It's even more surprising when it comes from someone who has proven themselves a good storyteller in the past, as writer/director Steven Knightdid with 2014's Locke. Any character nuance he showed as a writer on that film has been replaced with dull and shallow clichés masquerading as characters. To call any one character in this film more than one-dimensional would be giving them far too much credit, but then again, that twist more or less rewrites the rules of everything that's come before.
That's always such a cheat, in my opinion, when the lack of character development or sometimes total logic can be written off by a twist you couldn't possibly have seen coming, even if you were paying attention. 2013's Now You See Medid this and I would put this film's twist on a par with that film's head-scratching-for-all-the-wrong-reasons finale. I doubt the film would hold up to scrutiny on a second viewing because its reasoning starts to fall apart the minute you examine it.

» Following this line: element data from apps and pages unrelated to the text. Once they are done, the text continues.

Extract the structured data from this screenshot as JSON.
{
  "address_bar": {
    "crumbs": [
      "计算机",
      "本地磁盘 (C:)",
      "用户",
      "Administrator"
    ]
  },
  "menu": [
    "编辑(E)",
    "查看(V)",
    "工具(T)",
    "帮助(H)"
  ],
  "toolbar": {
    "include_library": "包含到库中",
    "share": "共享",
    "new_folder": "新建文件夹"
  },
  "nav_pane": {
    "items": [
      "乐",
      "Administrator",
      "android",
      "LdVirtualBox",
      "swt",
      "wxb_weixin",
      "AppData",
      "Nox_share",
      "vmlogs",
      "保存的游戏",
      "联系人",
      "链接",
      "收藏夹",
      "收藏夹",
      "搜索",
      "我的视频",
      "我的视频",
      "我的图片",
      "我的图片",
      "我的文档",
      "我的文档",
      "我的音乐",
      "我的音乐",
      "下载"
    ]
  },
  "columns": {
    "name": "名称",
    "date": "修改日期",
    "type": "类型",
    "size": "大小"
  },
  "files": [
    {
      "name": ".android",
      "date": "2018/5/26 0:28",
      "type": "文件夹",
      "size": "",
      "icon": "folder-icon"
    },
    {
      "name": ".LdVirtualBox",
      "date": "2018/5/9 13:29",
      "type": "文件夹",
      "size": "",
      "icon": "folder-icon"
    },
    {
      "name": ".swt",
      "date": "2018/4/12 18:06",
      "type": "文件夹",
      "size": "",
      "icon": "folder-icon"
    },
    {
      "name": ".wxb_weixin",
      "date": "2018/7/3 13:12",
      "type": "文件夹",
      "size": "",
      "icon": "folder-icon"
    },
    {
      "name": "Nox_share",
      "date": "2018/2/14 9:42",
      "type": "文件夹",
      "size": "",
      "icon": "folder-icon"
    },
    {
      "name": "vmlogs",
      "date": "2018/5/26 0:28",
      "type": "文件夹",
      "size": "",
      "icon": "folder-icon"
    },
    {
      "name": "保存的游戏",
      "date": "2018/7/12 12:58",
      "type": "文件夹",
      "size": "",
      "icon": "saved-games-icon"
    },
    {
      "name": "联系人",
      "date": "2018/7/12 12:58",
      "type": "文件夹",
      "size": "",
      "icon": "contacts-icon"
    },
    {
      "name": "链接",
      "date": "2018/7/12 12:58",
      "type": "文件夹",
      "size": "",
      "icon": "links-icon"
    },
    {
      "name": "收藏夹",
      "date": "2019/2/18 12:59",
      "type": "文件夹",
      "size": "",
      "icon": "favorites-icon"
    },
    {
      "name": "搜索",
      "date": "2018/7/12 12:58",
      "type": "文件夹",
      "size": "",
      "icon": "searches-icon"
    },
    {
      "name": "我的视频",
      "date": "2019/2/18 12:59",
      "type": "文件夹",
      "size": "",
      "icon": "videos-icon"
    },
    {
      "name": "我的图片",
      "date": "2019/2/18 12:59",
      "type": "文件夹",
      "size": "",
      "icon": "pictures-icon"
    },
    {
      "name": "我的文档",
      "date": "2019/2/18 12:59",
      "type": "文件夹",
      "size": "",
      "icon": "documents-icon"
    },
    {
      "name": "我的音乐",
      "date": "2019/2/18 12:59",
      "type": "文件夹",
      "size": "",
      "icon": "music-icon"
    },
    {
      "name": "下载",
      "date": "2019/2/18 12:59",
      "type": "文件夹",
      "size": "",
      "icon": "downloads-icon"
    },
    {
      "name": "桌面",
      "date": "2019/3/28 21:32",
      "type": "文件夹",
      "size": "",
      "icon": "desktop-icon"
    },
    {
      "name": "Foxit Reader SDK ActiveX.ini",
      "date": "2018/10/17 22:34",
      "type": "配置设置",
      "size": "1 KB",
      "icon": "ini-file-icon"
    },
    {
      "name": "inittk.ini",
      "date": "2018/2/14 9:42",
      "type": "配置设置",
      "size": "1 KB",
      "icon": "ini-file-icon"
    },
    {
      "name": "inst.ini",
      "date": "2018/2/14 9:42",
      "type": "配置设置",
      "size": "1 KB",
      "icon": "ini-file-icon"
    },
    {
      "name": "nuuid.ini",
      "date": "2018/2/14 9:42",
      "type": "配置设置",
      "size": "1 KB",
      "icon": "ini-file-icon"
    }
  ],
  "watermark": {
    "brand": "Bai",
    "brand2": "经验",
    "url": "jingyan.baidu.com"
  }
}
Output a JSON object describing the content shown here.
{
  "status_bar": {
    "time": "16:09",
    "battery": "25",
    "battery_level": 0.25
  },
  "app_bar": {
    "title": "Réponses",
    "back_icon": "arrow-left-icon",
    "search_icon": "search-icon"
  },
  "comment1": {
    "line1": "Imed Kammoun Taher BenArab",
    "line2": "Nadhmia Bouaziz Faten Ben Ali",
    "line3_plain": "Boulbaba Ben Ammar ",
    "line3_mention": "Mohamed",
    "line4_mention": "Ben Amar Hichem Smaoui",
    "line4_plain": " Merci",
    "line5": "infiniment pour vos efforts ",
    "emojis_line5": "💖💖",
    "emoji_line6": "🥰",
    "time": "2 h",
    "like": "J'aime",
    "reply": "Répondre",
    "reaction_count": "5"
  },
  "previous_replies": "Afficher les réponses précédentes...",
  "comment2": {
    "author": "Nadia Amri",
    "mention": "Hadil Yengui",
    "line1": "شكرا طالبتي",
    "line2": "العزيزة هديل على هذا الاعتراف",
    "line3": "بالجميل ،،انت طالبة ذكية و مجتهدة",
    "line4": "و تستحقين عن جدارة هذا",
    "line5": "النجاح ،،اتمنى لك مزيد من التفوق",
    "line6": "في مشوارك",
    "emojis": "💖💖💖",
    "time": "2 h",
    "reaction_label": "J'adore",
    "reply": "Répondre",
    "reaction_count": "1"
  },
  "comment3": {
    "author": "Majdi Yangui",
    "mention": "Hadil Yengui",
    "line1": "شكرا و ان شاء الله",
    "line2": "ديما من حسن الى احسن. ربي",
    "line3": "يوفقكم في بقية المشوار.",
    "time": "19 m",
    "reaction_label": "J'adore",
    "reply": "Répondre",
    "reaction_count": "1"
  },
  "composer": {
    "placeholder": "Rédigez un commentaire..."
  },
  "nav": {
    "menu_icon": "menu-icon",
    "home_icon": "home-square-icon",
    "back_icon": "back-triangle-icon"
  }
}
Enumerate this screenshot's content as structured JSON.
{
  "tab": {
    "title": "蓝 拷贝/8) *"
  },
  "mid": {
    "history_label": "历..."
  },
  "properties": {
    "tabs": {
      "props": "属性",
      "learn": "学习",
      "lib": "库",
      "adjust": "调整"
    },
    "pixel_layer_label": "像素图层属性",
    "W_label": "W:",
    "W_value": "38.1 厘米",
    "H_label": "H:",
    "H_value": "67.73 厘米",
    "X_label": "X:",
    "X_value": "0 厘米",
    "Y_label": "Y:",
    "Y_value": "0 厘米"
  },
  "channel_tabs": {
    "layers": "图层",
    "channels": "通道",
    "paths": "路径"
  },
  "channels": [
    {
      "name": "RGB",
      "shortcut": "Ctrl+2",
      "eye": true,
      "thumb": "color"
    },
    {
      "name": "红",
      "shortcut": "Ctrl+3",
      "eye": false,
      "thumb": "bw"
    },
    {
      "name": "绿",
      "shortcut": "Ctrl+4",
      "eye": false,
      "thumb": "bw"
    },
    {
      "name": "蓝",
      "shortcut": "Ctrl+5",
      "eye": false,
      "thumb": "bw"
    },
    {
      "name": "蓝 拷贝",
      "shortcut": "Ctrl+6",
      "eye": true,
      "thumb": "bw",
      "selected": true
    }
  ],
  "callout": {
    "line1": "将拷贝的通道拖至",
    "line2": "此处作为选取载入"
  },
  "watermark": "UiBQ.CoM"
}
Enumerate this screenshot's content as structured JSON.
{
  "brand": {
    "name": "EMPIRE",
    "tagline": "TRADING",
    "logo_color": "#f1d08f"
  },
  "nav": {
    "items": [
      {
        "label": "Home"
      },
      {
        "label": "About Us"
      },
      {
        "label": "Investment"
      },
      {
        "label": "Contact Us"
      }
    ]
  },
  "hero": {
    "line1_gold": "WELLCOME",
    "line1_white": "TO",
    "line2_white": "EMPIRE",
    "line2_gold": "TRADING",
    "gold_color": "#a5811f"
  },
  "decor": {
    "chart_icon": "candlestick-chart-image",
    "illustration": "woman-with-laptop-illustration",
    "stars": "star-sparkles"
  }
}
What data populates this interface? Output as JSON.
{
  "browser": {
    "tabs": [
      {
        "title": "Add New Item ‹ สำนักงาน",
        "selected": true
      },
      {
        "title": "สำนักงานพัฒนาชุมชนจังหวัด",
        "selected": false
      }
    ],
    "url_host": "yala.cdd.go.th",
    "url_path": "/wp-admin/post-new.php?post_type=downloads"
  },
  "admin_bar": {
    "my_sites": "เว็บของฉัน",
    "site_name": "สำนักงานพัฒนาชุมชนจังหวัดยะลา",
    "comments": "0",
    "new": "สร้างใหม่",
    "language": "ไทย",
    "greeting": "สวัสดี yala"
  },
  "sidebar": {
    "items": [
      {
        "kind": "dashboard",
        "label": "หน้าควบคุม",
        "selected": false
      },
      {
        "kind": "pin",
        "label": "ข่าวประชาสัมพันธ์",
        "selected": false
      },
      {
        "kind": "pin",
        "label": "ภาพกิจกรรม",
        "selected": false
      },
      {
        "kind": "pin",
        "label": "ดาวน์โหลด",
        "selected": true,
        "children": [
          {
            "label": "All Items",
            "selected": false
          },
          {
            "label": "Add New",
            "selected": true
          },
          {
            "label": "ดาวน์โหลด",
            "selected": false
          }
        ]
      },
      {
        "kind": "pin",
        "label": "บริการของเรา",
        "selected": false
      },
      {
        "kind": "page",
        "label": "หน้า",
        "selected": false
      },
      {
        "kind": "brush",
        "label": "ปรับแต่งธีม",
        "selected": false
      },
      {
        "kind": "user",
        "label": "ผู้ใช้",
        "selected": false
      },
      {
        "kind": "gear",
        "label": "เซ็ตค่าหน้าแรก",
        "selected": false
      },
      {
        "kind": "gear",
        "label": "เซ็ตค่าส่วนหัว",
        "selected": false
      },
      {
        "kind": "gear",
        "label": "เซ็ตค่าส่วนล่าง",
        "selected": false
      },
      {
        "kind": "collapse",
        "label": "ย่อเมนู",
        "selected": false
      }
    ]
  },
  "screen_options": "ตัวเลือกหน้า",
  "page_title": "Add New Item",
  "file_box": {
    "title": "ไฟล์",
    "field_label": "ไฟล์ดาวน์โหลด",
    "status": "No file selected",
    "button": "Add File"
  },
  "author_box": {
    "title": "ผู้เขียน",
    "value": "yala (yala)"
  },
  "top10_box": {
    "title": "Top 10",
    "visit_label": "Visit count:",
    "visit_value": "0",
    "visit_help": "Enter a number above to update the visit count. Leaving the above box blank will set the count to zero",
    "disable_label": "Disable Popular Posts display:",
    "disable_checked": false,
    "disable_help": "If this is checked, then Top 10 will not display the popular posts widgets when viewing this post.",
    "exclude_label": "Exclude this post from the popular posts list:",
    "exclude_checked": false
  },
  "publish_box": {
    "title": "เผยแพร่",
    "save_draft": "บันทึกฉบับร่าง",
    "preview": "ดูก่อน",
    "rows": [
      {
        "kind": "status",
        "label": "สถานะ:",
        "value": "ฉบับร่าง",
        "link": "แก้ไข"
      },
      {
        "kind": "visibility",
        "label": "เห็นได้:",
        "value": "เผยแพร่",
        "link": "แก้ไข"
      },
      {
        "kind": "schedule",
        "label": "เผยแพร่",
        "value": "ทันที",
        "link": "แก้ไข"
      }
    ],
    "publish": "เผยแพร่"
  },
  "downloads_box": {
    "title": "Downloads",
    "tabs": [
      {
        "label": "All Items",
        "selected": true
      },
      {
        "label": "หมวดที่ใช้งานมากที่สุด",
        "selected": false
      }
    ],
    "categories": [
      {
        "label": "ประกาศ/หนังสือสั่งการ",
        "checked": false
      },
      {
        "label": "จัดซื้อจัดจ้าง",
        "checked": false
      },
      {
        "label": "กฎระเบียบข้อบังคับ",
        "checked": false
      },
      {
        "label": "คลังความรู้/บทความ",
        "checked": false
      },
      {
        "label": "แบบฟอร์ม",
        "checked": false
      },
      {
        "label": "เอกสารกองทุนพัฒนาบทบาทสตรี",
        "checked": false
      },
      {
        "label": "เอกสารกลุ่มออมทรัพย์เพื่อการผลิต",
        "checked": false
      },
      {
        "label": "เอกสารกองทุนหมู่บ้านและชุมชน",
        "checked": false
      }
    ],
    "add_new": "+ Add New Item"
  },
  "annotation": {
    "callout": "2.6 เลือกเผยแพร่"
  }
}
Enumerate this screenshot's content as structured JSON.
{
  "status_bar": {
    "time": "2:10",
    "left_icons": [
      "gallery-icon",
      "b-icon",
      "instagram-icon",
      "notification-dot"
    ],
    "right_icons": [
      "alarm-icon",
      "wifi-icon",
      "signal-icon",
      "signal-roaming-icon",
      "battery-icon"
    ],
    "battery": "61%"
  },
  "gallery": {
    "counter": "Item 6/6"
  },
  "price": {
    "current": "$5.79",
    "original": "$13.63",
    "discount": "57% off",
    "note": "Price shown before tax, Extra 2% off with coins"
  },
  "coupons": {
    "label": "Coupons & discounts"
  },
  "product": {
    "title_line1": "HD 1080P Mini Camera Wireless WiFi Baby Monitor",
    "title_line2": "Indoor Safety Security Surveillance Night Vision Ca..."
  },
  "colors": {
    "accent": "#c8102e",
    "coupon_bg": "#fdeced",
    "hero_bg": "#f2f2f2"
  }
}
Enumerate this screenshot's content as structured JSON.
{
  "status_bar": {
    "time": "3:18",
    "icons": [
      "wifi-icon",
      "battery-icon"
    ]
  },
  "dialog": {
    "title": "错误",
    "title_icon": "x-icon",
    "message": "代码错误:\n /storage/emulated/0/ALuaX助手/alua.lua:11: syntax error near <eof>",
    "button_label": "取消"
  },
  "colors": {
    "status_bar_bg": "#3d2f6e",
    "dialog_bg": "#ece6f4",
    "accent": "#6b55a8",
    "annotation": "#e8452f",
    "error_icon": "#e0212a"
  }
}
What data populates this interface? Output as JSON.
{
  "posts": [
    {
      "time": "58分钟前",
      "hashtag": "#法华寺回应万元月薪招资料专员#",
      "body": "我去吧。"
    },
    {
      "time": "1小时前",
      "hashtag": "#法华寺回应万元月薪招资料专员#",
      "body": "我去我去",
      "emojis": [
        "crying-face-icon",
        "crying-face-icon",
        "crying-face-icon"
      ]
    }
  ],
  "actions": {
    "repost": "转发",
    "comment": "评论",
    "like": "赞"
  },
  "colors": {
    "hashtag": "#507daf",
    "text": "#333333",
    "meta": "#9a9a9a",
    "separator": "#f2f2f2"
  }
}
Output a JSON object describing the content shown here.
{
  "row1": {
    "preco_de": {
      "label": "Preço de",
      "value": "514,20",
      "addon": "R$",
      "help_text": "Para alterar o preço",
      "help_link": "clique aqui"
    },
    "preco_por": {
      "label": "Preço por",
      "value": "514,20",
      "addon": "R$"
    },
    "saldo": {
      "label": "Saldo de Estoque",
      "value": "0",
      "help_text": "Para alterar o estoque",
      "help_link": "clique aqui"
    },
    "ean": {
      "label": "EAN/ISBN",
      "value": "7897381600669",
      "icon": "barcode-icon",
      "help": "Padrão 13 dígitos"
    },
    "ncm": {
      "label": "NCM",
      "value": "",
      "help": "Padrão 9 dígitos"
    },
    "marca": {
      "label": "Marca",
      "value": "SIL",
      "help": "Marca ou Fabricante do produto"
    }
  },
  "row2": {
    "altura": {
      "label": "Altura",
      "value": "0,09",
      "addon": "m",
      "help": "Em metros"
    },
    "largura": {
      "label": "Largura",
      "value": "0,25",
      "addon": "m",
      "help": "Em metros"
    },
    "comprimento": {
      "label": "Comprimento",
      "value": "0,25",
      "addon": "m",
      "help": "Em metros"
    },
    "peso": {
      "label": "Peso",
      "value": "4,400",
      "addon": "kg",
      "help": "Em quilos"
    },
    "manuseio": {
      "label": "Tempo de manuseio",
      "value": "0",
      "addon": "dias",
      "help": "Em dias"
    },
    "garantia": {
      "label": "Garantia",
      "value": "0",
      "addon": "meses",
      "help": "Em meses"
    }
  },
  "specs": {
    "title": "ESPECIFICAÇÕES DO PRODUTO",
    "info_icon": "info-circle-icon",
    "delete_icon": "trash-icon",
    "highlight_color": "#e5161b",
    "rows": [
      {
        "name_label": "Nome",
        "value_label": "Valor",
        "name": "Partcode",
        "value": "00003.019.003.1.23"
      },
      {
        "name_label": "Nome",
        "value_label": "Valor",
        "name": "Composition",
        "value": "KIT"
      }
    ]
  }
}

McConaughey stars as Baker Dill, a man with a sole purpose in life: to land that big tuna he's been catching for years while living on the tropical Plymouth Island. When the fish don't bite, Dill can whore himself out to local sexpot Constance (Diane Lane, charmingly noir-ish and better than this rotten film deserves). One day, Dill's fortunes are changed when his ex, Karen (Hathaway), shows up out of the blue with a proposition: Take her abusive new husband Frank (Jason Clarke) out on a fishing trip, arrange it so that he happens to fall overboard in shark-infested waters, come home to find himself ten million dollars richer. There's also that matter of the conspicuously out of place businessman (Jeremy Strong) who just keeps missing Dill every time he comes ashore.
Dill is clearly running from something back home, but McConaughey keeps things vague, spouting a series of vagaries about the Iraq war and a son he seems to be able to communicate with telepathically. Nothing in this film makes much sense when you hold it up to scrutiny, but it plays fine in the flow of things, a testament to Knight's ability to tell a story coherently if not well.
I'd say McConaughey was slumming it here, but so much of his post-Oscar work has been self-important dreck like 2016's Sea of Trees, that he seems right at home in this sort of mid-level thriller. McConaughey's choice of roles has always been questionable, but apart from wanting to dry hump Anne Hathaway, I can't much figure why he took this role. Ditto Jason Clarke, though he is far too committed to such a despicably over-wrought monster of a character. I want to know why he took this role, and I also want to know why he took such relish in it, it's a disgustingly thankless part.
Serenity certainly left me with more questions than answers, but none of those questions are related to the film's story or plot. I'm interested in how this must have read as a screenplay versus how it plays as a film. To me, it played like a cut-rate thriller rightfully dumped in the doldrums of January, but that couldn't have been what enticed Oscar winning talent to such a poorly executed idea. I'm left dwelling on the tropical locales—the film was shot on location in Mauritius, a remote island off the eastern coast of Madagascar.
I'm also left remembering that classic quote from Michael Caine about why he agreed to star in the objectively terribleJaws IV: The Revenge. Caine proudly stated, "I have never seen it, but by all accounts it is terrible. However, I have seen the house that it built, and it is terrific." Hell, I'd have signed on to shoot any movie in such a beautiful part of the world, so I can't necessarily blame any of the talent involved. Chalk this one up to everyone involved needing a vacation.
Images via IMDb